In the treaties of 1851 and 1858, the Dakota Indians lost a majority of their native lands to the United States government. The loss of land had a profound effect on the lives of the Indians, which will be discussed later in the paper. Losing their native land was only the beginning of a downward cycle for Dakota Indians.
Causes of the Dakota Conflict of 1862 Scholars cannot point to one thing and say it was the cause of the Dakota Conflict. Some of the causes of the war were immediate while other causes were long-term. Some of the causes were articulated while other causes were implicit. The settlers and the Dakota Indians expressed
19. Folwell, A History of Minnesota, 218.
20. Charles J. Kappler, ed., Indian Affairs: Laws and Treaties: Treaty with the Sioux, 1858, 1904, http://digital.library.okstate.edu/Kappler/vol2/treaties/sio0781.htm.
21. Congress appropriated the money on 2 March 1861. The Lower Sioux were to receive $96,000 for 320,000 acres of land while the Upper Sioux were to receive $170,880 for 569,600 acres.
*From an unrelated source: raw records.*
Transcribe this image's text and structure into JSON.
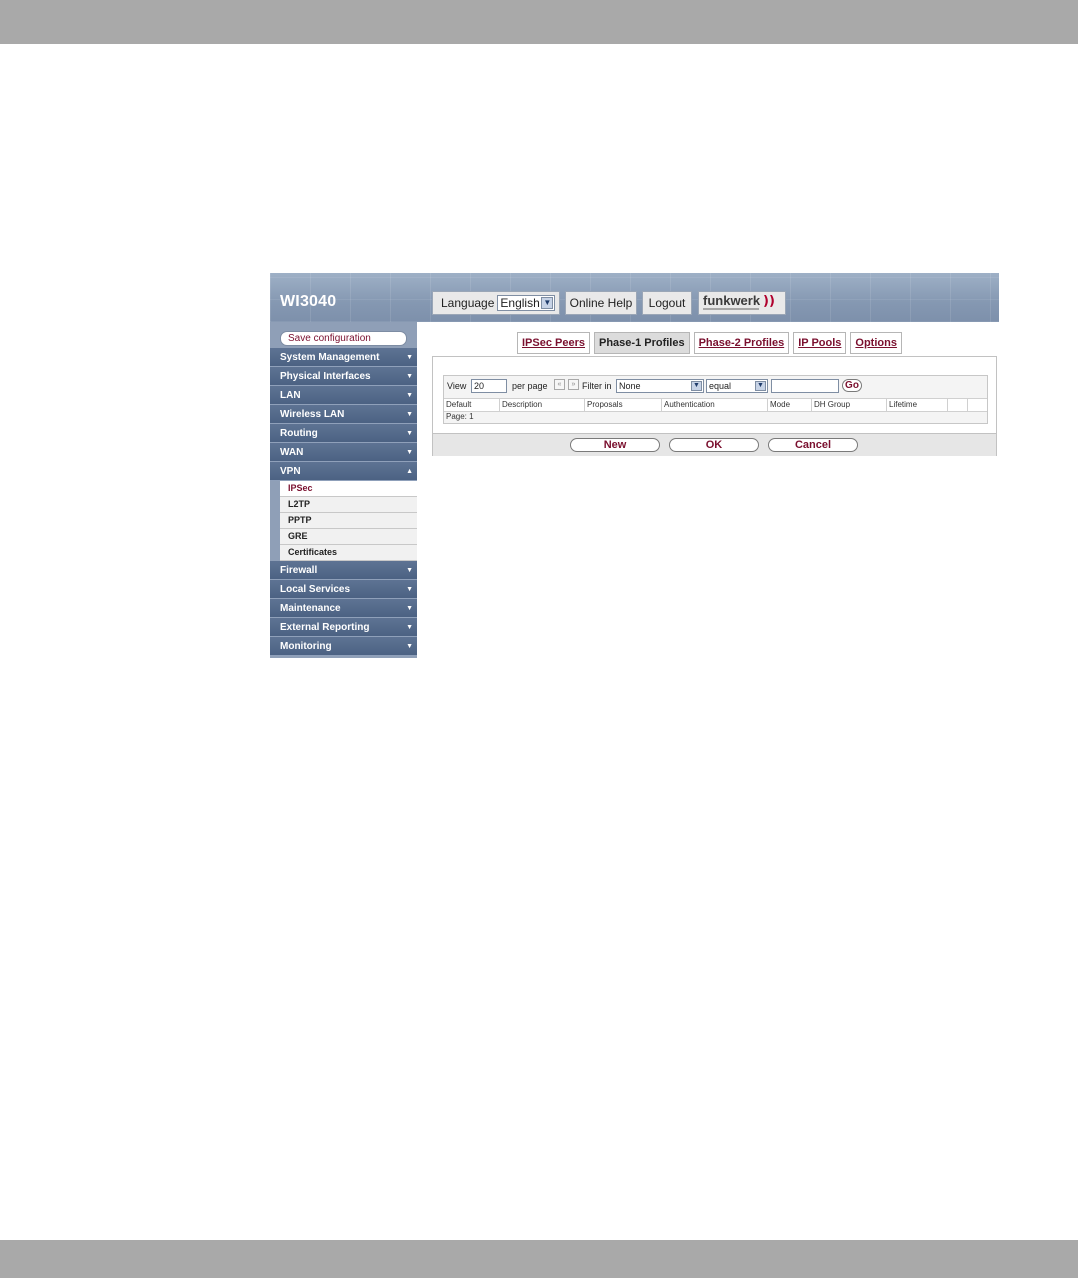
{
  "app": {
    "title": "WI3040",
    "language_label": "Language",
    "language_value": "English",
    "online_help": "Online Help",
    "logout": "Logout",
    "logo_text": "funkwerk",
    "logo_waves": "))"
  },
  "sidebar": {
    "save_configuration": "Save configuration",
    "items": [
      {
        "label": "System Management"
      },
      {
        "label": "Physical Interfaces"
      },
      {
        "label": "LAN"
      },
      {
        "label": "Wireless LAN"
      },
      {
        "label": "Routing"
      },
      {
        "label": "WAN"
      },
      {
        "label": "VPN"
      },
      {
        "label": "Firewall"
      },
      {
        "label": "Local Services"
      },
      {
        "label": "Maintenance"
      },
      {
        "label": "External Reporting"
      },
      {
        "label": "Monitoring"
      }
    ],
    "vpn_sub": [
      {
        "label": "IPSec"
      },
      {
        "label": "L2TP"
      },
      {
        "label": "PPTP"
      },
      {
        "label": "GRE"
      },
      {
        "label": "Certificates"
      }
    ]
  },
  "tabs": [
    {
      "label": "IPSec Peers"
    },
    {
      "label": "Phase-1 Profiles"
    },
    {
      "label": "Phase-2 Profiles"
    },
    {
      "label": "IP Pools"
    },
    {
      "label": "Options"
    }
  ],
  "filter": {
    "view_label": "View",
    "view_value": "20",
    "per_page": "per page",
    "prev_icon": "«",
    "next_icon": "»",
    "filter_in": "Filter in",
    "field_value": "None",
    "operator_value": "equal",
    "search_value": "",
    "go": "Go"
  },
  "table": {
    "columns": [
      "Default",
      "Description",
      "Proposals",
      "Authentication",
      "Mode",
      "DH Group",
      "Lifetime"
    ],
    "page_label": "Page: 1"
  },
  "buttons": {
    "new": "New",
    "ok": "OK",
    "cancel": "Cancel"
  }
}
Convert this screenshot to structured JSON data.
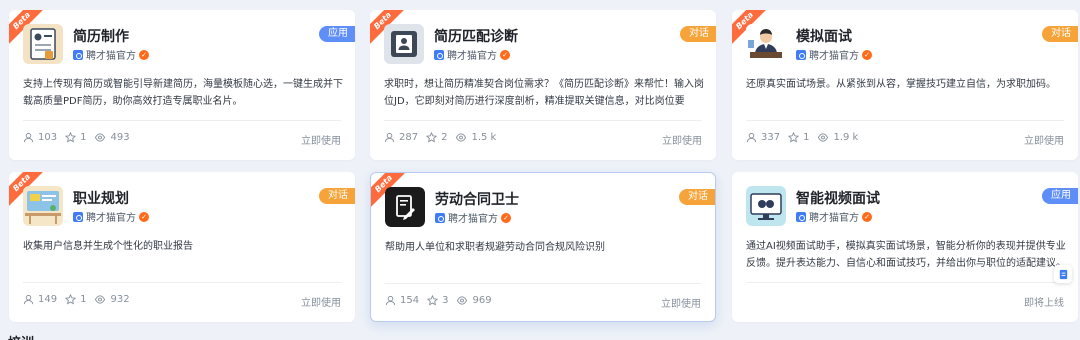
{
  "cards": [
    {
      "badge": "Beta",
      "tag": "应用",
      "title": "简历制作",
      "author": "聘才猫官方",
      "desc": "支持上传现有简历或智能引导新建简历，海量模板随心选，一键生成并下载高质量PDF简历，助你高效打造专属职业名片。",
      "likes": "103",
      "stars": "1",
      "views": "493",
      "action": "立即使用",
      "icon": "resume-document-icon"
    },
    {
      "badge": "Beta",
      "tag": "对话",
      "title": "简历匹配诊断",
      "author": "聘才猫官方",
      "desc": "求职时，想让简历精准契合岗位需求？《简历匹配诊断》来帮忙！输入岗位JD，它即刻对简历进行深度剖析，精准提取关键信息，对比岗位要求，快...",
      "likes": "287",
      "stars": "2",
      "views": "1.5 k",
      "action": "立即使用",
      "icon": "id-card-icon"
    },
    {
      "badge": "Beta",
      "tag": "对话",
      "title": "模拟面试",
      "author": "聘才猫官方",
      "desc": "还原真实面试场景。从紧张到从容，掌握技巧建立自信，为求职加码。",
      "likes": "337",
      "stars": "1",
      "views": "1.9 k",
      "action": "立即使用",
      "icon": "interviewer-icon"
    },
    {
      "badge": "Beta",
      "tag": "对话",
      "title": "职业规划",
      "author": "聘才猫官方",
      "desc": "收集用户信息并生成个性化的职业报告",
      "likes": "149",
      "stars": "1",
      "views": "932",
      "action": "立即使用",
      "icon": "career-desk-icon"
    },
    {
      "badge": "Beta",
      "tag": "对话",
      "title": "劳动合同卫士",
      "author": "聘才猫官方",
      "desc": "帮助用人单位和求职者规避劳动合同合规风险识别",
      "likes": "154",
      "stars": "3",
      "views": "969",
      "action": "立即使用",
      "icon": "contract-shield-icon"
    },
    {
      "badge": "",
      "tag": "应用",
      "title": "智能视频面试",
      "author": "聘才猫官方",
      "desc": "通过AI视频面试助手，模拟真实面试场景，智能分析你的表现并提供专业反馈。提升表达能力、自信心和面试技巧，并给出你与职位的适配建议。",
      "likes": "",
      "stars": "",
      "views": "",
      "action": "即将上线",
      "icon": "video-camera-icon"
    }
  ],
  "section_title": "培训",
  "colors": {
    "apply_tag": "#5e8ef8",
    "chat_tag": "#f6a43a",
    "beta": "#ff6b3d",
    "brand": "#3f7cf6"
  }
}
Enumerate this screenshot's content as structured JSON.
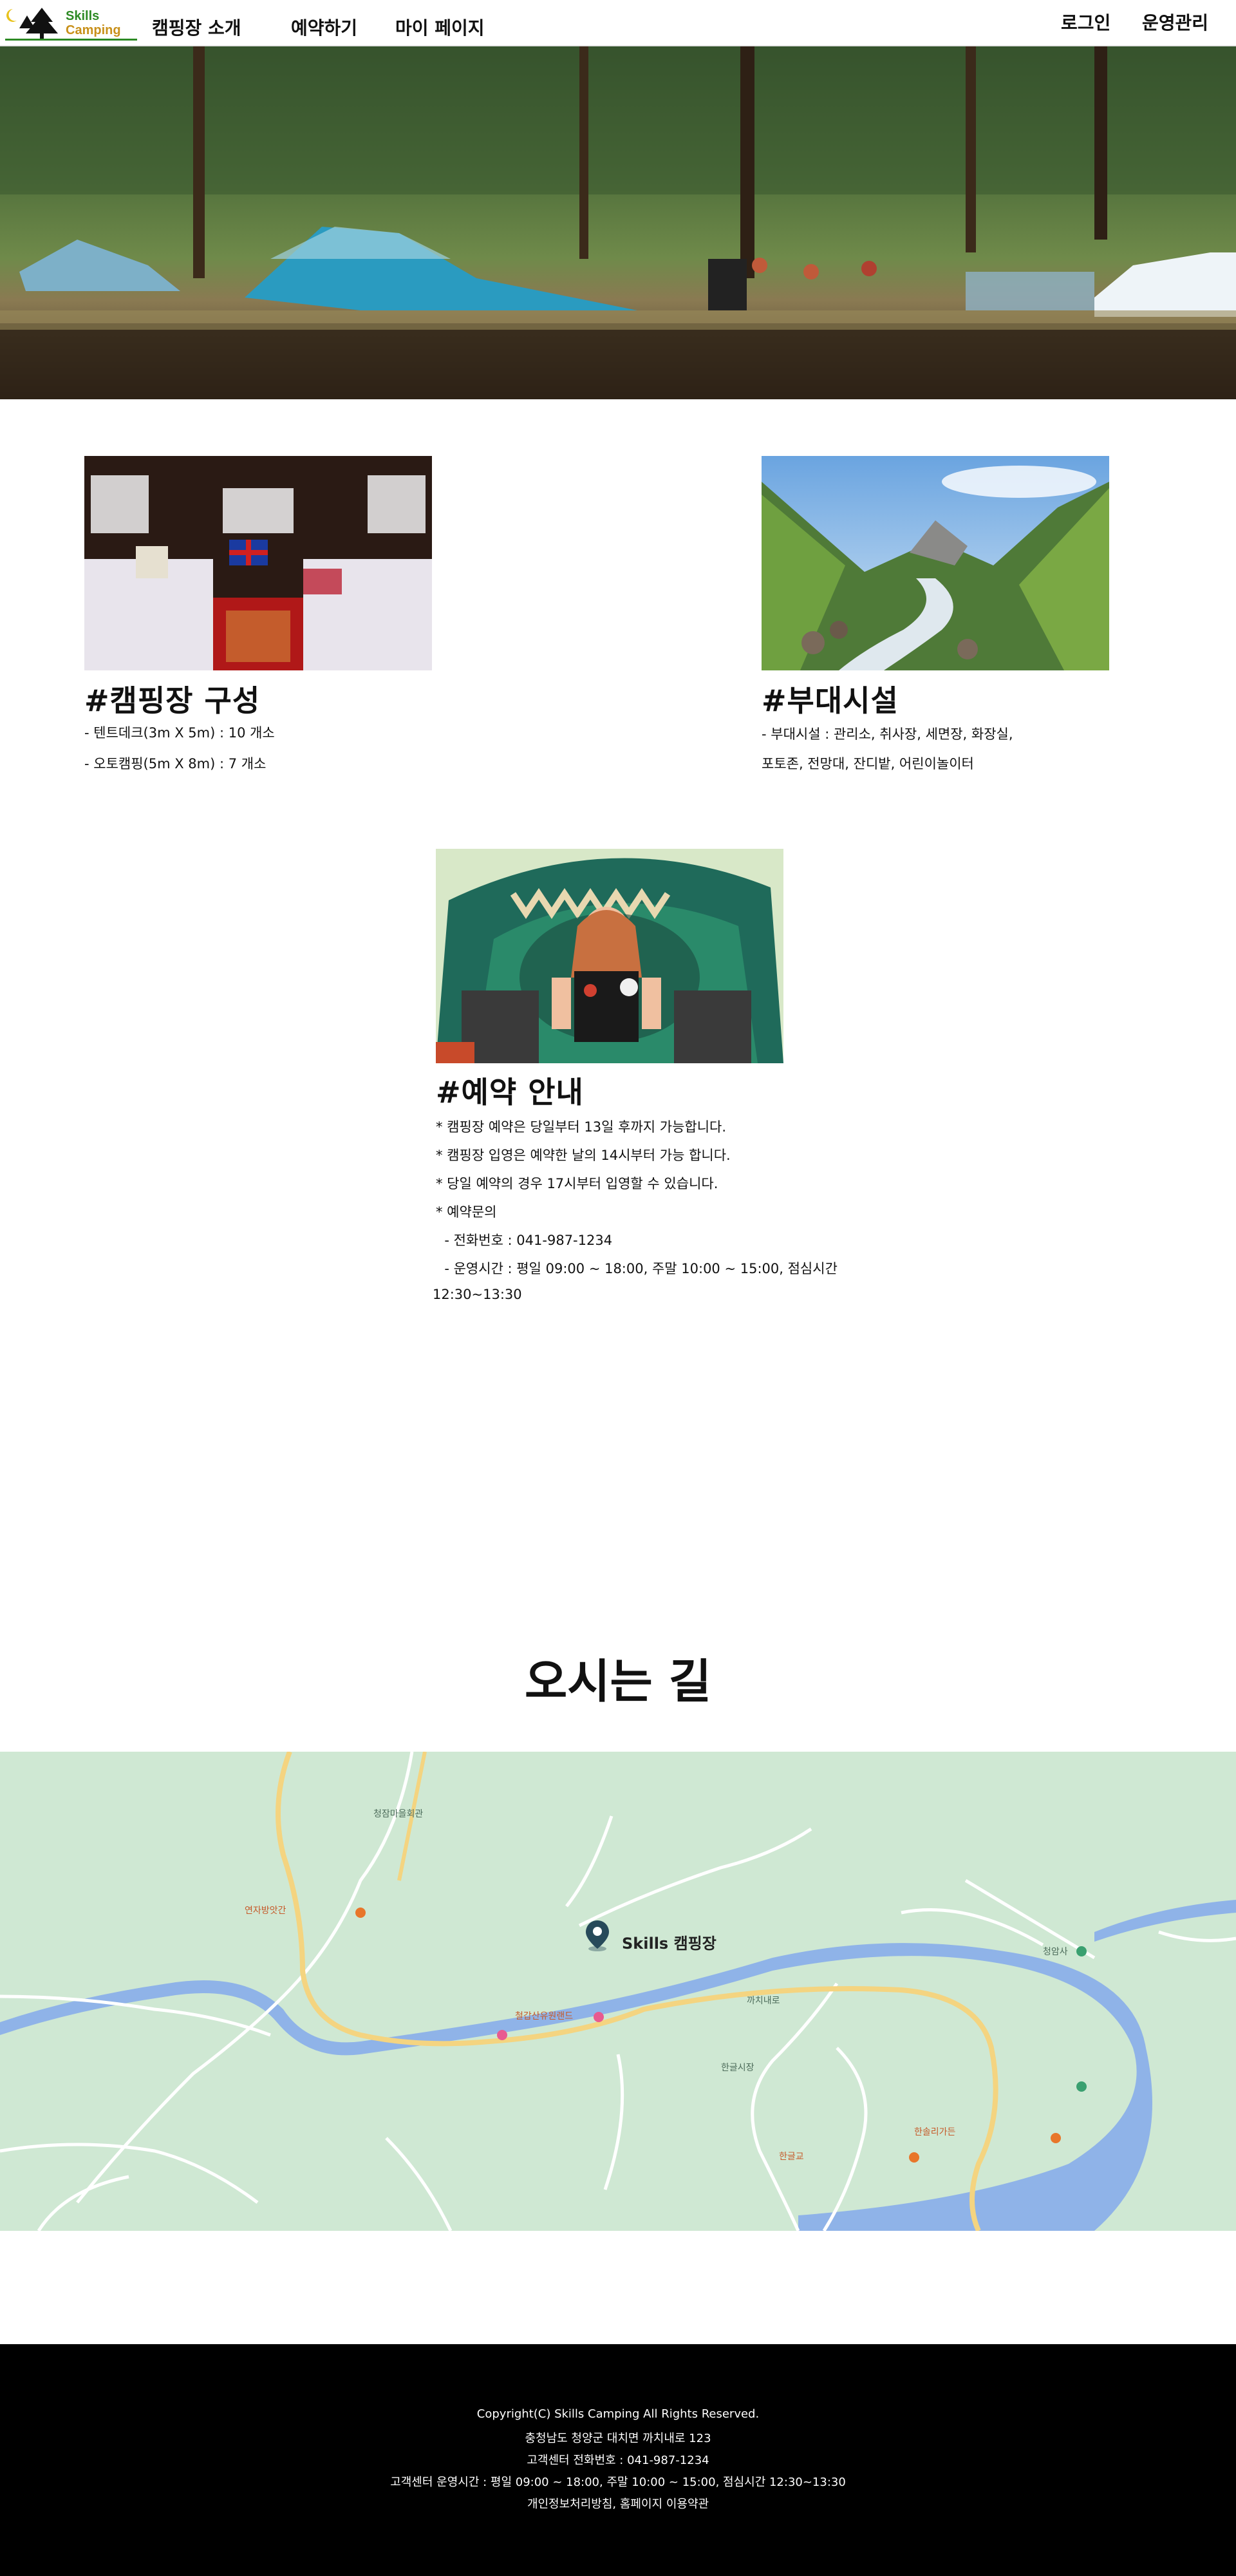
{
  "header": {
    "logo": {
      "line1": "Skills",
      "line2": "Camping"
    },
    "nav": [
      "캠핑장 소개",
      "예약하기",
      "마이 페이지"
    ],
    "login": "로그인",
    "admin": "운영관리"
  },
  "sections": {
    "composition": {
      "title": "#캠핑장 구성",
      "lines": [
        "- 텐트데크(3m X 5m) : 10 개소",
        "- 오토캠핑(5m X 8m) : 7 개소"
      ]
    },
    "facilities": {
      "title": "#부대시설",
      "lines": [
        " - 부대시설 : 관리소, 취사장, 세면장, 화장실,",
        "포토존, 전망대, 잔디밭, 어린이놀이터"
      ]
    },
    "reservation": {
      "title": "#예약 안내",
      "lines": [
        "* 캠핑장 예약은 당일부터 13일 후까지 가능합니다.",
        "* 캠핑장 입영은 예약한 날의 14시부터 가능 합니다.",
        "* 당일 예약의 경우 17시부터 입영할 수 있습니다.",
        "* 예약문의",
        "  - 전화번호 : 041-987-1234",
        "  - 운영시간 : 평일 09:00 ~ 18:00, 주말 10:00 ~ 15:00, 점심시간",
        "12:30~13:30"
      ]
    }
  },
  "directions": {
    "title": "오시는 길",
    "marker_label": "Skills 캠핑장",
    "labels": [
      "청잠마을회관",
      "철갑산유원랜드",
      "까치내로",
      "한글시장",
      "청암사",
      "연자방앗간",
      "한글교",
      "한솔리가든"
    ]
  },
  "footer": {
    "lines": [
      "Copyright(C) Skills Camping All Rights Reserved.",
      "충청남도 청양군 대치면 까치내로 123",
      "고객센터 전화번호 : 041-987-1234",
      "고객센터 운영시간 : 평일 09:00 ~ 18:00, 주말 10:00 ~ 15:00, 점심시간 12:30~13:30",
      "개인정보처리방침, 홈페이지 이용약관"
    ]
  },
  "colors": {
    "logo_green": "#2d8a24",
    "logo_orange": "#c8901a",
    "map_bg": "#cfe8d3",
    "river": "#8fb3e8",
    "footer_bg": "#000000"
  },
  "icons": [
    "tree-icon",
    "moon-icon",
    "map-marker-icon"
  ]
}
See Folwell, A History of Minnesota, 218 and Blegen, Minnesota, 264.
22. Folwell, A History of Minnesota, 218.
many of the same causes, but they offered a different explanation for them. The explanation that accompanied the causes depended on the cultural lens of the author. Whether the causes were from settlers or Indians, immediate or gradual, articulated or implicit ― a combination of them started the Dakota Conflict.